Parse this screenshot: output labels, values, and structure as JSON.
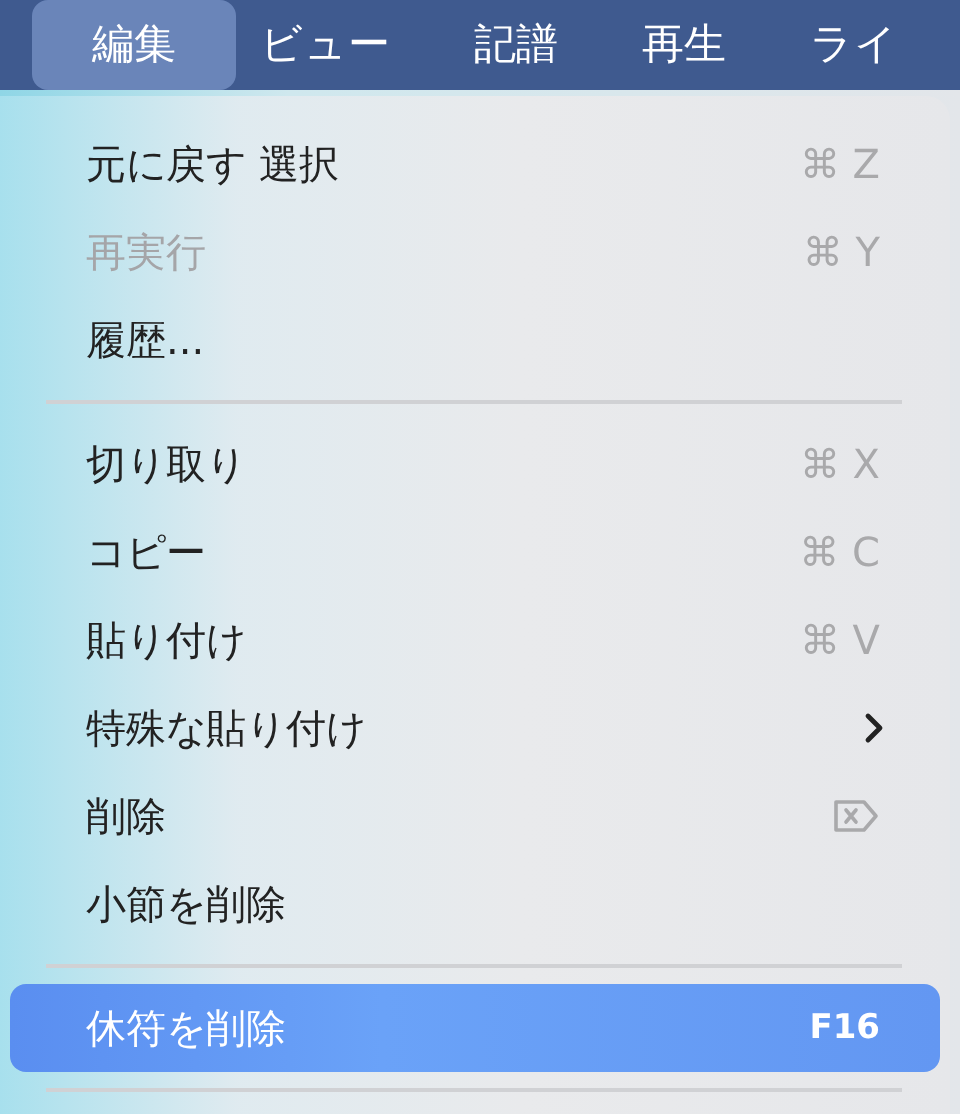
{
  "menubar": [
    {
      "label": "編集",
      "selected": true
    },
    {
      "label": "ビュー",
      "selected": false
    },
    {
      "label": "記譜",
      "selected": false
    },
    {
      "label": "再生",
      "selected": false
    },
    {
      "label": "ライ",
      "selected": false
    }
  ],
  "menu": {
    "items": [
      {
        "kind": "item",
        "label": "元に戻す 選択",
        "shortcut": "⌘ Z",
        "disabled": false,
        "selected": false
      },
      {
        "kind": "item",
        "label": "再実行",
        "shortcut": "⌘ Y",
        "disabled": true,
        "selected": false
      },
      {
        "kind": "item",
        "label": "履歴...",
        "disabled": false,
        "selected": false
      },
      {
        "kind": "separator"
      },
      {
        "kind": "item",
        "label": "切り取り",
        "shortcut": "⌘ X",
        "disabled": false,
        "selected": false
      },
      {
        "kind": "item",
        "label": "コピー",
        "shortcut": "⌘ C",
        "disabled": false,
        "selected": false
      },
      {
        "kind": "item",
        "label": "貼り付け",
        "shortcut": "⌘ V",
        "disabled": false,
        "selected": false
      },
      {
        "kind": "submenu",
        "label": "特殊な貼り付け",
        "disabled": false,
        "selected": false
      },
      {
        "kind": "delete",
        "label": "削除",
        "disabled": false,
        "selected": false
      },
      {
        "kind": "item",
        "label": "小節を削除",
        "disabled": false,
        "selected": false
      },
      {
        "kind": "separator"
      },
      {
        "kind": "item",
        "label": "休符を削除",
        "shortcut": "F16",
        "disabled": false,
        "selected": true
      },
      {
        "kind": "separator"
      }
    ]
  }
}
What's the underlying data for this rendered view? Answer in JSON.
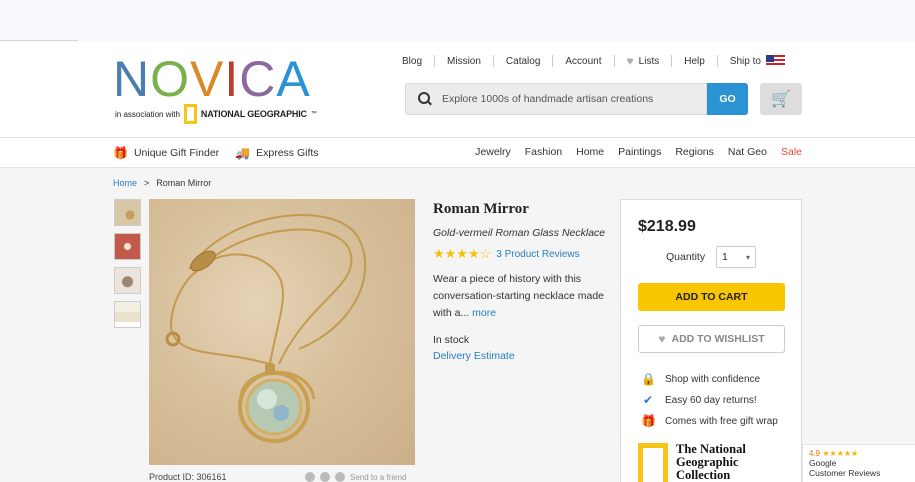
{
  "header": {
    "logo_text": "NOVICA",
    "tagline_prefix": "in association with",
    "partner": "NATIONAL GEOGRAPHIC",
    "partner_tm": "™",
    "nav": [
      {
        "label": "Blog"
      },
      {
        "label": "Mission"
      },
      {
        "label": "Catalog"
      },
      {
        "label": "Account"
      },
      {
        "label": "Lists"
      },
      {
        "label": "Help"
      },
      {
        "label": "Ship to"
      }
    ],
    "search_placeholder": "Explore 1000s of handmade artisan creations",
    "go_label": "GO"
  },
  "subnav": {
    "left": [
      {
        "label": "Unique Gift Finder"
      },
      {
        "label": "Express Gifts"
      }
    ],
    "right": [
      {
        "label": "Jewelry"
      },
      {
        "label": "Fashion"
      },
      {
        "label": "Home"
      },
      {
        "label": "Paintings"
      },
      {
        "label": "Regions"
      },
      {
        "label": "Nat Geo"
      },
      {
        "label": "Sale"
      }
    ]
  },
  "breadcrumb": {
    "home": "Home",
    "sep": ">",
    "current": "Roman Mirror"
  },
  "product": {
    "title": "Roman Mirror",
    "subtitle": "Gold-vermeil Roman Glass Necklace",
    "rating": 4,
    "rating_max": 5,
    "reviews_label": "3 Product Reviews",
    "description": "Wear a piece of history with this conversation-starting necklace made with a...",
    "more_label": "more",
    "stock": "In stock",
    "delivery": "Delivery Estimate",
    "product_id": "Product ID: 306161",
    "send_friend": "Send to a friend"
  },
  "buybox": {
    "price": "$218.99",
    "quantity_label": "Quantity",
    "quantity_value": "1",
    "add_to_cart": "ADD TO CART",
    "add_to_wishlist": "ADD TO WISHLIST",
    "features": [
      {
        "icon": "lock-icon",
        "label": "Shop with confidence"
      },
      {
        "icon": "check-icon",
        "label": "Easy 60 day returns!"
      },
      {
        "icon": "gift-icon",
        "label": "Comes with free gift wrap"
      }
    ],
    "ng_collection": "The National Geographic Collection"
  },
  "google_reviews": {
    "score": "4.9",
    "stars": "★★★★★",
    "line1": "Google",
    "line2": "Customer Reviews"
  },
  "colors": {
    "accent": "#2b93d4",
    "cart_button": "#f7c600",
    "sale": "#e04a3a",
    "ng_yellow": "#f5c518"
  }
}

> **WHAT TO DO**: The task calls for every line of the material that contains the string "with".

> **OUTPUT BELOW**:
    "tagline_prefix": "in association with",
    "description": "Wear a piece of history with this conversation-starting necklace made with a...",
        "label": "Shop with confidence"
        "label": "Comes with free gift wrap"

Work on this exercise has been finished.